▶ [Your instructions]:
Repeat the data below exactly, with every entry included.

▶ [Data shown]:

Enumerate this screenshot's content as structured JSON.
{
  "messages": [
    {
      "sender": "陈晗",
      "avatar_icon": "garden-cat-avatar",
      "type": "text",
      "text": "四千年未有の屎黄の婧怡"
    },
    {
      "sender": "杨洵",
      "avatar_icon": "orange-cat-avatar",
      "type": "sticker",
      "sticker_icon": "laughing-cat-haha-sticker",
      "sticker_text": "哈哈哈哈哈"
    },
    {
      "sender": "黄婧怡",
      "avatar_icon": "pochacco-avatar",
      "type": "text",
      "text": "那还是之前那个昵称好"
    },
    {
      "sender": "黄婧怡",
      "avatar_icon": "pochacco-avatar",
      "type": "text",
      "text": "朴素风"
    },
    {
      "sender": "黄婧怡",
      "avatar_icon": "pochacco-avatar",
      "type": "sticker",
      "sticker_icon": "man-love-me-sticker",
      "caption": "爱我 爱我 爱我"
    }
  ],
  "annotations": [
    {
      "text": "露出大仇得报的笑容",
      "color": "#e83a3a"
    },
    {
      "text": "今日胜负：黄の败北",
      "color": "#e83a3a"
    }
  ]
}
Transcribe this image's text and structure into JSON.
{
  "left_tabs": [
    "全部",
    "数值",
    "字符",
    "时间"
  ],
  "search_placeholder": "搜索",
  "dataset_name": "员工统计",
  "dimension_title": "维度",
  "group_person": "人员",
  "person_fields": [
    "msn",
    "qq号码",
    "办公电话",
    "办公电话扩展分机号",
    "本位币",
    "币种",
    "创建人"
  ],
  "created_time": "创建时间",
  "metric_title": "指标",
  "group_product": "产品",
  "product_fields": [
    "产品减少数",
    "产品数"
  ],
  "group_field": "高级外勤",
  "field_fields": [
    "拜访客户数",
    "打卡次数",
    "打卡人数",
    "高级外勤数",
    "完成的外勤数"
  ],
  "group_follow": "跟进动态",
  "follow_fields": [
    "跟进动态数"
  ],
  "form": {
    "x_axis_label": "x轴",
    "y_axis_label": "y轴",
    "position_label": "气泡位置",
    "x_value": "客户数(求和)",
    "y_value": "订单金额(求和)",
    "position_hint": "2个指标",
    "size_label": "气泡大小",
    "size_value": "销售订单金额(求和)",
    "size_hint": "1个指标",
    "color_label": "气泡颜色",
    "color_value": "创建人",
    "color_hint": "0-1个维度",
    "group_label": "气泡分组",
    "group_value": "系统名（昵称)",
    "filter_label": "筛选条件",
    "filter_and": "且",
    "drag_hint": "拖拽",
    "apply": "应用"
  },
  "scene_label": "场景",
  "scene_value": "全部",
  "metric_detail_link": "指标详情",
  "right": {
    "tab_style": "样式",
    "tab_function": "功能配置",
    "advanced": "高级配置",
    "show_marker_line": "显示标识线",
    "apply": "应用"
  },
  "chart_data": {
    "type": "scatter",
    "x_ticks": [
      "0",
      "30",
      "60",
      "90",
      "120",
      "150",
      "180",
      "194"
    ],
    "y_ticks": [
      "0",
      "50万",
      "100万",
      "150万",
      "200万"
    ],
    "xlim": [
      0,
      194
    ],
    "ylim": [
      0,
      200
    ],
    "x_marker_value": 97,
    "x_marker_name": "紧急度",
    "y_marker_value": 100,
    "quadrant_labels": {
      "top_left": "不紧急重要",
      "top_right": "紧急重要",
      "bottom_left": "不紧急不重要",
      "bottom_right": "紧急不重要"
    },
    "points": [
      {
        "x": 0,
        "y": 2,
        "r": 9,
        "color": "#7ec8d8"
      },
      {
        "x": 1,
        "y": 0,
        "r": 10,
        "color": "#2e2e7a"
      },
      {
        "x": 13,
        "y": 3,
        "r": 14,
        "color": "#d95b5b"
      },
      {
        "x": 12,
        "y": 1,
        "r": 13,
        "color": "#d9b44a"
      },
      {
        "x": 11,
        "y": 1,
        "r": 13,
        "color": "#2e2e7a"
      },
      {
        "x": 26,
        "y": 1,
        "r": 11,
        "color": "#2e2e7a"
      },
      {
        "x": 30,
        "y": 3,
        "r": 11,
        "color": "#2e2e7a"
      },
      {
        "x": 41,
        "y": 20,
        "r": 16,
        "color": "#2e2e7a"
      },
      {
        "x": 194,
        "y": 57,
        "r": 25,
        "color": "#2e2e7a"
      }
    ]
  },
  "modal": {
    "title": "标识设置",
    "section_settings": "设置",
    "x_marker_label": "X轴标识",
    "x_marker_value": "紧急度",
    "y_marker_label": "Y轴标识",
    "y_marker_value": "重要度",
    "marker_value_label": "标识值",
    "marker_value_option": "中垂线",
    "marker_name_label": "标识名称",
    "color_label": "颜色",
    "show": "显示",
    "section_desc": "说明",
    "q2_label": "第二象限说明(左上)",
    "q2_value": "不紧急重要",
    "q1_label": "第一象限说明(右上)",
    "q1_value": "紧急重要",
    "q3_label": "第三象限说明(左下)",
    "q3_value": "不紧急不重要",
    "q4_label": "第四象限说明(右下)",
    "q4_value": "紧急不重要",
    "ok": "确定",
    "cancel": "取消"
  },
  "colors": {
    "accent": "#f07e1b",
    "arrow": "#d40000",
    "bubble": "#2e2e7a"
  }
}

▶ [Answer section]:
Enumerate this screenshot's content as structured JSON.
{
  "messages": [
    {
      "sender": "陈晗",
      "avatar_icon": "garden-cat-avatar",
      "type": "text",
      "text": "四千年未有の屎黄の婧怡"
    },
    {
      "sender": "杨洵",
      "avatar_icon": "orange-cat-avatar",
      "type": "sticker",
      "sticker_icon": "laughing-cat-haha-sticker",
      "sticker_text": "哈哈哈哈哈"
    },
    {
      "sender": "黄婧怡",
      "avatar_icon": "pochacco-avatar",
      "type": "text",
      "text": "那还是之前那个昵称好"
    },
    {
      "sender": "黄婧怡",
      "avatar_icon": "pochacco-avatar",
      "type": "text",
      "text": "朴素风"
    },
    {
      "sender": "黄婧怡",
      "avatar_icon": "pochacco-avatar",
      "type": "sticker",
      "sticker_icon": "man-love-me-sticker",
      "caption": "爱我 爱我 爱我"
    }
  ],
  "annotations": [
    {
      "text": "露出大仇得报的笑容",
      "color": "#e83a3a"
    },
    {
      "text": "今日胜负：黄の败北",
      "color": "#e83a3a"
    }
  ]
}
Transcribe this image's text and structure into JSON.
{
  "left_tabs": [
    "全部",
    "数值",
    "字符",
    "时间"
  ],
  "search_placeholder": "搜索",
  "dataset_name": "员工统计",
  "dimension_title": "维度",
  "group_person": "人员",
  "person_fields": [
    "msn",
    "qq号码",
    "办公电话",
    "办公电话扩展分机号",
    "本位币",
    "币种",
    "创建人"
  ],
  "created_time": "创建时间",
  "metric_title": "指标",
  "group_product": "产品",
  "product_fields": [
    "产品减少数",
    "产品数"
  ],
  "group_field": "高级外勤",
  "field_fields": [
    "拜访客户数",
    "打卡次数",
    "打卡人数",
    "高级外勤数",
    "完成的外勤数"
  ],
  "group_follow": "跟进动态",
  "follow_fields": [
    "跟进动态数"
  ],
  "form": {
    "x_axis_label": "x轴",
    "y_axis_label": "y轴",
    "position_label": "气泡位置",
    "x_value": "客户数(求和)",
    "y_value": "订单金额(求和)",
    "position_hint": "2个指标",
    "size_label": "气泡大小",
    "size_value": "销售订单金额(求和)",
    "size_hint": "1个指标",
    "color_label": "气泡颜色",
    "color_value": "创建人",
    "color_hint": "0-1个维度",
    "group_label": "气泡分组",
    "group_value": "系统名（昵称)",
    "filter_label": "筛选条件",
    "filter_and": "且",
    "drag_hint": "拖拽",
    "apply": "应用"
  },
  "scene_label": "场景",
  "scene_value": "全部",
  "metric_detail_link": "指标详情",
  "right": {
    "tab_style": "样式",
    "tab_function": "功能配置",
    "advanced": "高级配置",
    "show_marker_line": "显示标识线",
    "apply": "应用"
  },
  "chart_data": {
    "type": "scatter",
    "x_ticks": [
      "0",
      "30",
      "60",
      "90",
      "120",
      "150",
      "180",
      "194"
    ],
    "y_ticks": [
      "0",
      "50万",
      "100万",
      "150万",
      "200万"
    ],
    "xlim": [
      0,
      194
    ],
    "ylim": [
      0,
      200
    ],
    "x_marker_value": 97,
    "x_marker_name": "紧急度",
    "y_marker_value": 100,
    "quadrant_labels": {
      "top_left": "不紧急重要",
      "top_right": "紧急重要",
      "bottom_left": "不紧急不重要",
      "bottom_right": "紧急不重要"
    },
    "points": [
      {
        "x": 0,
        "y": 2,
        "r": 9,
        "color": "#7ec8d8"
      },
      {
        "x": 1,
        "y": 0,
        "r": 10,
        "color": "#2e2e7a"
      },
      {
        "x": 13,
        "y": 3,
        "r": 14,
        "color": "#d95b5b"
      },
      {
        "x": 12,
        "y": 1,
        "r": 13,
        "color": "#d9b44a"
      },
      {
        "x": 11,
        "y": 1,
        "r": 13,
        "color": "#2e2e7a"
      },
      {
        "x": 26,
        "y": 1,
        "r": 11,
        "color": "#2e2e7a"
      },
      {
        "x": 30,
        "y": 3,
        "r": 11,
        "color": "#2e2e7a"
      },
      {
        "x": 41,
        "y": 20,
        "r": 16,
        "color": "#2e2e7a"
      },
      {
        "x": 194,
        "y": 57,
        "r": 25,
        "color": "#2e2e7a"
      }
    ]
  },
  "modal": {
    "title": "标识设置",
    "section_settings": "设置",
    "x_marker_label": "X轴标识",
    "x_marker_value": "紧急度",
    "y_marker_label": "Y轴标识",
    "y_marker_value": "重要度",
    "marker_value_label": "标识值",
    "marker_value_option": "中垂线",
    "marker_name_label": "标识名称",
    "color_label": "颜色",
    "show": "显示",
    "section_desc": "说明",
    "q2_label": "第二象限说明(左上)",
    "q2_value": "不紧急重要",
    "q1_label": "第一象限说明(右上)",
    "q1_value": "紧急重要",
    "q3_label": "第三象限说明(左下)",
    "q3_value": "不紧急不重要",
    "q4_label": "第四象限说明(右下)",
    "q4_value": "紧急不重要",
    "ok": "确定",
    "cancel": "取消"
  },
  "colors": {
    "accent": "#f07e1b",
    "arrow": "#d40000",
    "bubble": "#2e2e7a"
  }
}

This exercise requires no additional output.